Christine Sesay is president of Africa’s Money Preneur. A financial education platform created in Sierra Leone to “make a difference”. With a background in finance, Christine Sesay, originally from Sierra Leone, lived and worked for about ten years in Europe as an accountant before returning to the African continent. This “repatriated”, as they are now called, wanted to be useful.
“I came back to work with an NGO. I started in Niger where I stayed for almost three years, before coming home to Sierra Leone.”
An already fragile country on the brink of a widespread Ebola epidemic which will kill nearly 4,000 people between 2014 and 2016, out of more than 14,000 reported cases, according to World Health Organization (WHO) statistics. Throughout this period, Christine would remain in the country, regardless of the crisis.

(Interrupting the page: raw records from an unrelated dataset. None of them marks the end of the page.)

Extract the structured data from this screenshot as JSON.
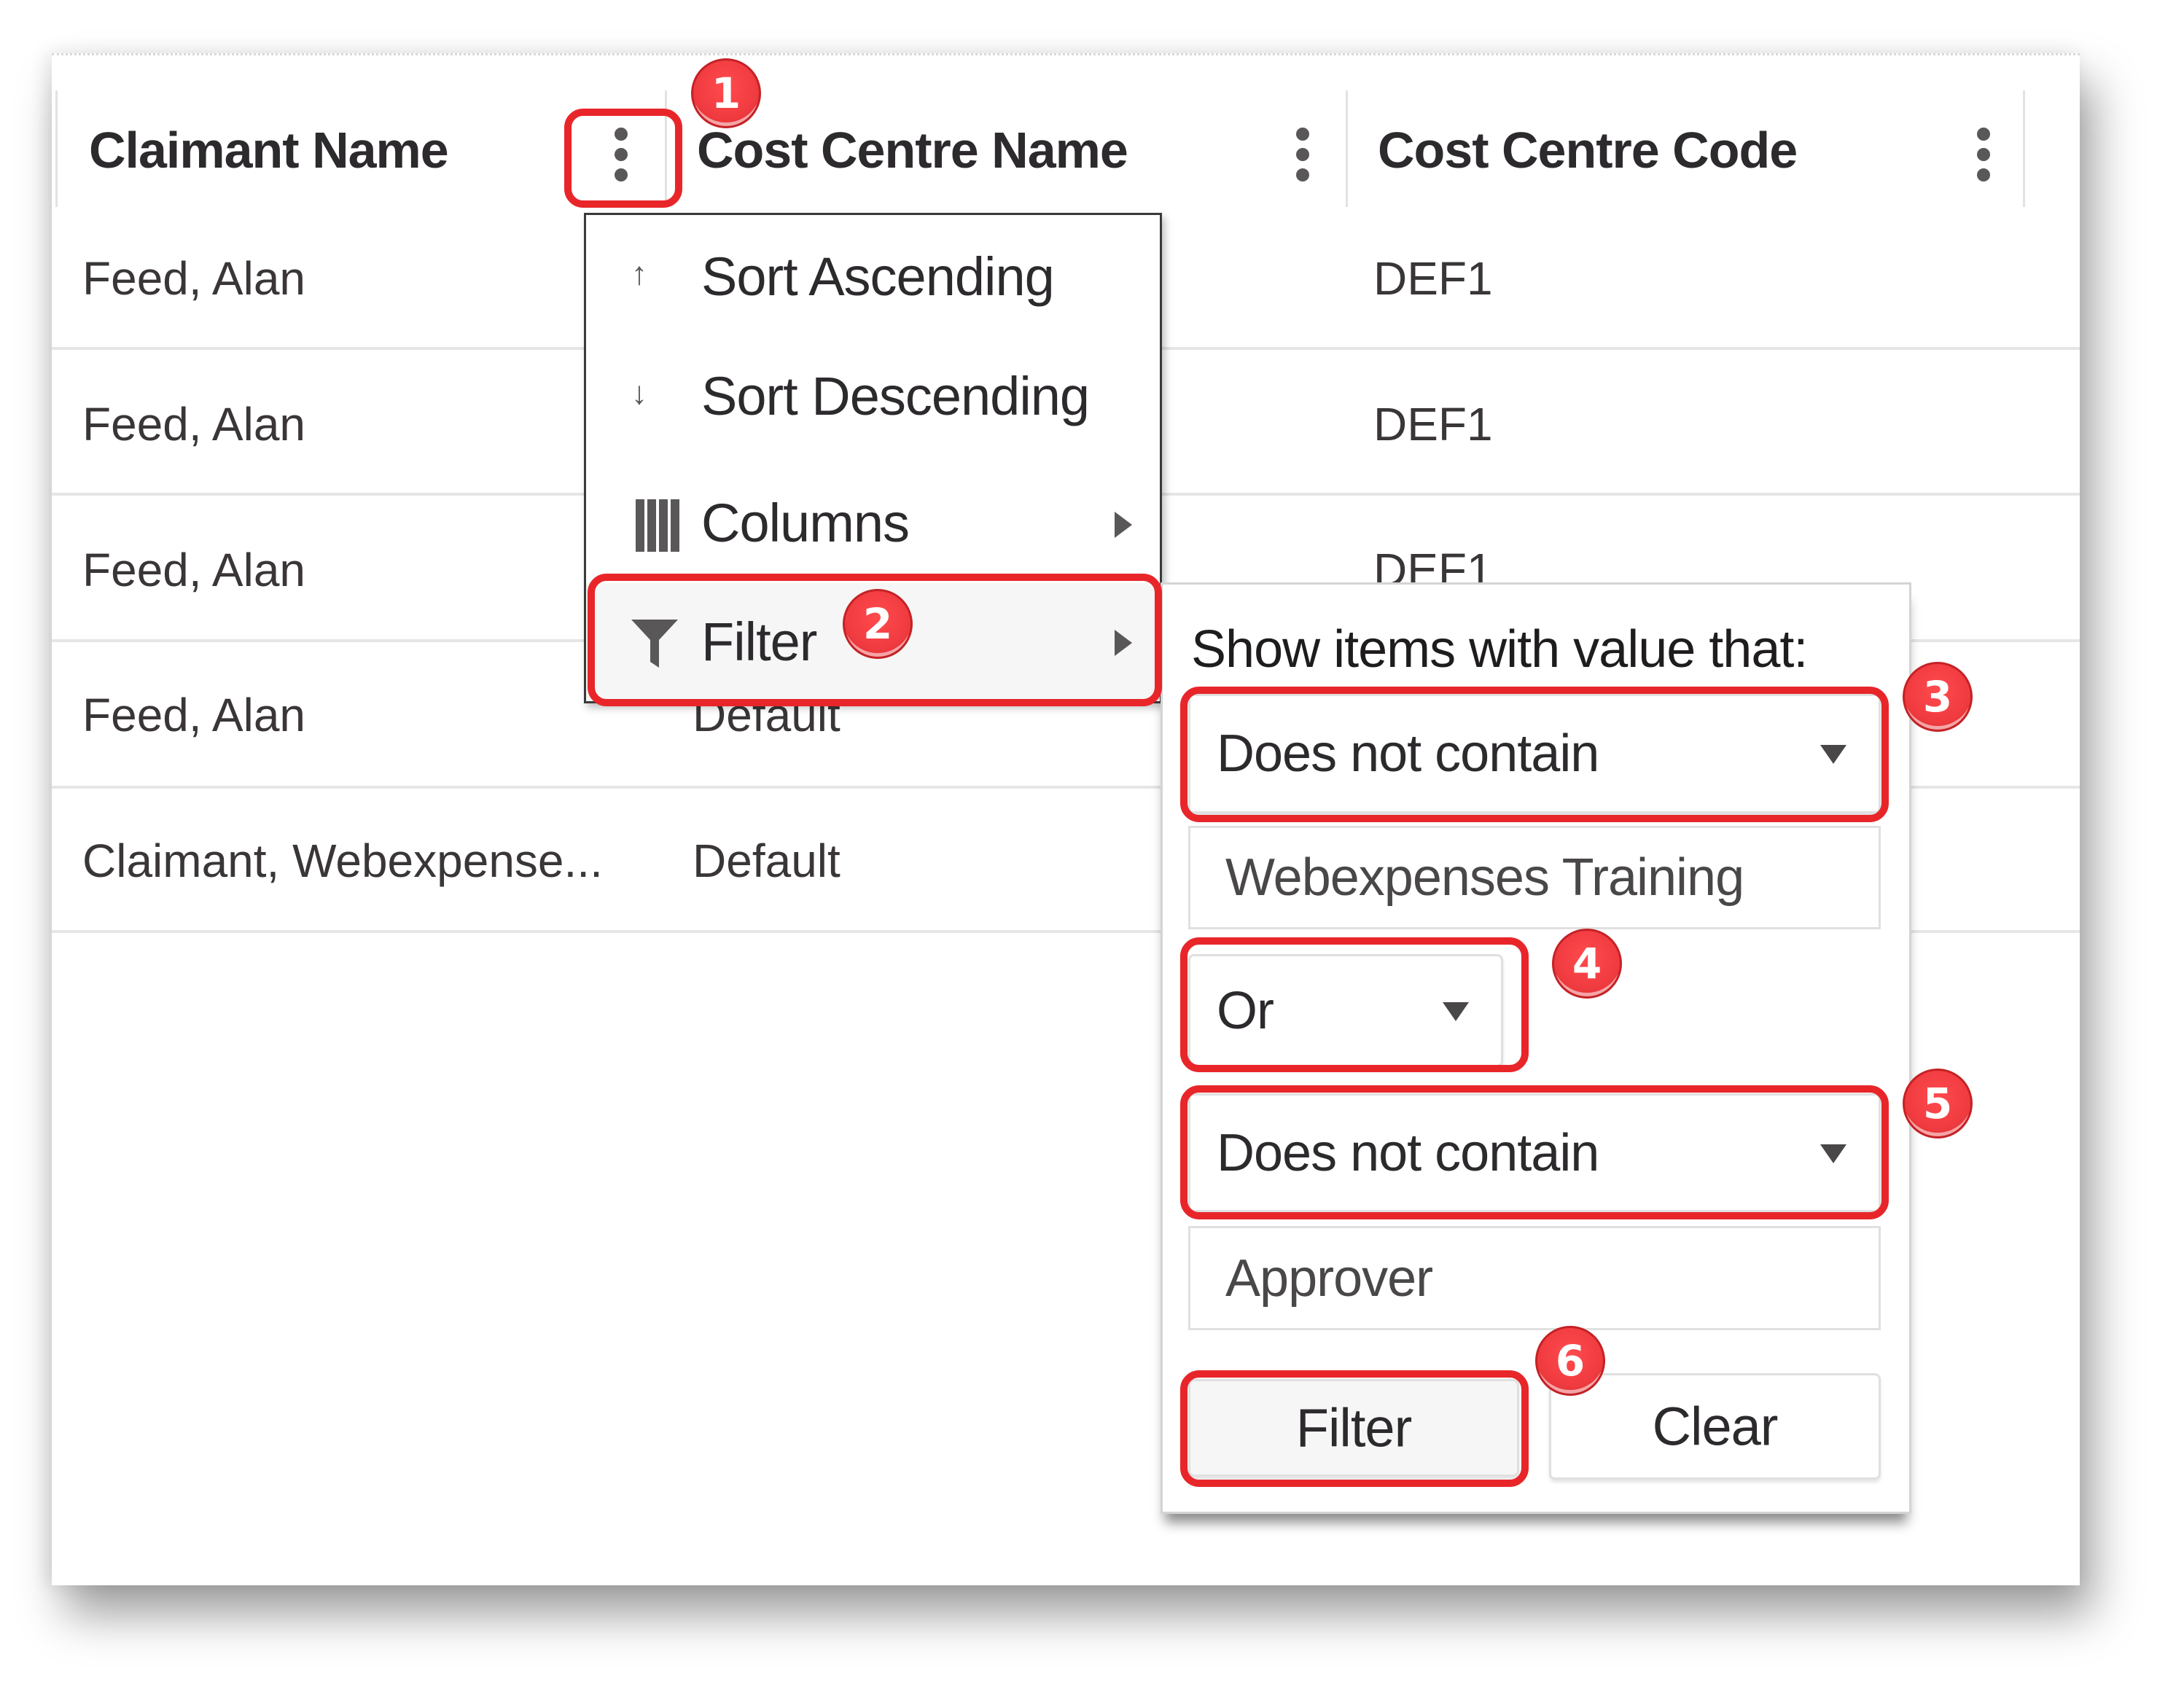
{
  "table": {
    "columns": [
      {
        "label": "Claimant Name"
      },
      {
        "label": "Cost Centre Name"
      },
      {
        "label": "Cost Centre Code"
      }
    ],
    "rows": [
      {
        "claimant": "Feed, Alan",
        "cc_name": "",
        "cc_code": "DEF1"
      },
      {
        "claimant": "Feed, Alan",
        "cc_name": "",
        "cc_code": "DEF1"
      },
      {
        "claimant": "Feed, Alan",
        "cc_name": "",
        "cc_code": "DEF1"
      },
      {
        "claimant": "Feed, Alan",
        "cc_name": "Default",
        "cc_code": ""
      },
      {
        "claimant": "Claimant, Webexpense...",
        "cc_name": "Default",
        "cc_code": ""
      }
    ]
  },
  "column_menu": {
    "items": [
      {
        "label": "Sort Ascending",
        "icon": "arrow-up-icon",
        "glyph": "↑"
      },
      {
        "label": "Sort Descending",
        "icon": "arrow-down-icon",
        "glyph": "↓"
      },
      {
        "label": "Columns",
        "icon": "columns-icon",
        "has_submenu": true
      },
      {
        "label": "Filter",
        "icon": "filter-icon",
        "has_submenu": true,
        "active": true
      }
    ]
  },
  "filter_panel": {
    "title": "Show items with value that:",
    "operator1": "Does not contain",
    "value1": "Webexpenses Training",
    "logic": "Or",
    "operator2": "Does not contain",
    "value2": "Approver",
    "filter_button": "Filter",
    "clear_button": "Clear"
  },
  "annotations": {
    "badges": [
      "1",
      "2",
      "3",
      "4",
      "5",
      "6"
    ],
    "color": "#e8262a"
  }
}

“Sierra Leone is my home. I was devastated to see how things got worse in such a short time once the disease infiltrated the country. Leaving it then would have been the easy way out. How could I justify this to my children?”
“In 2016, I decided it was time to think differently. Different in the sense that in all the countries I had visited, I had seen women struggling with how to conduct business. With the Ebola outbreak, many companies, many middle-class people, simply left. The economy was in shambles. Most entrepreneurs had a hard time surviving.”
In this unfavorable context, the idea of Africa’s Money Preneur was born.
“It is a platform that teaches effective financial strategies to support the lifestyle women entrepreneurs. They need to be taught about money and finances,” says Christine. I wanted to create a framework within which to help women better plan their budget. While the problem of access to financing is not limited to women, it is women who face the most obstacles, according to Christine. In particular for management reasons. “A problem more African than it is female”. Women do not really know what to spend their money on. Often, they do not even have bank accounts. And when they get funding, the money is mismanaged. But if an investor was interested in their idea, he would ultimately be reluctant because of the lack of visibility as to the company’s financial management. This is where our platform comes into play. Africa’s Money Preneur helps with the day-to-day running of these entities.”
“Currently, we manage the accounts of about 50 women. Together with our clients, we have achieved significant progress after a year. In what ways have we empowered them to make better financial decisions? Our platform has helped business leaders understand and break down processes, step by step. That is the ultimate goal in order to obtain funds.”
A goal which echoes that of the Women In Africa (WIA) Initiative.
“That is why I applied for Program 54, and was shortlisted to participate in the Marrakesh Summit. It was exciting to meet exceptional women entrepreneurs doing so many different things in other countries. I am amazed at the number of qualified women and the way they are committed to doing what they do. I think this was a major opportunity for collaboration.”
After WIA 54
Christine Sesay and Ene Otse Unoogwu , both laureate from the WIA 54 2018 program, respectively from Sierra Leone and Nigeria, met on the last WIA Summit in september 2018, and then, co-founded a new company called Smartagri.
Smartagri is a social for profit agribusiness company that is focused on the development of africa’s agriculture with a holistic approach, aiming to ensure food security for the continent. The objective of the company is to evolve agriculture from subsistence to viable businesses, especially for the benefit of the smallholders farmers.
It offers a holistic solution from land preparation through to harvest and markets, leveraging on technology with a sustainable platform. It’s a bundling of various products & services, each product will utilize value from each other to create as part of a safety net for farmers.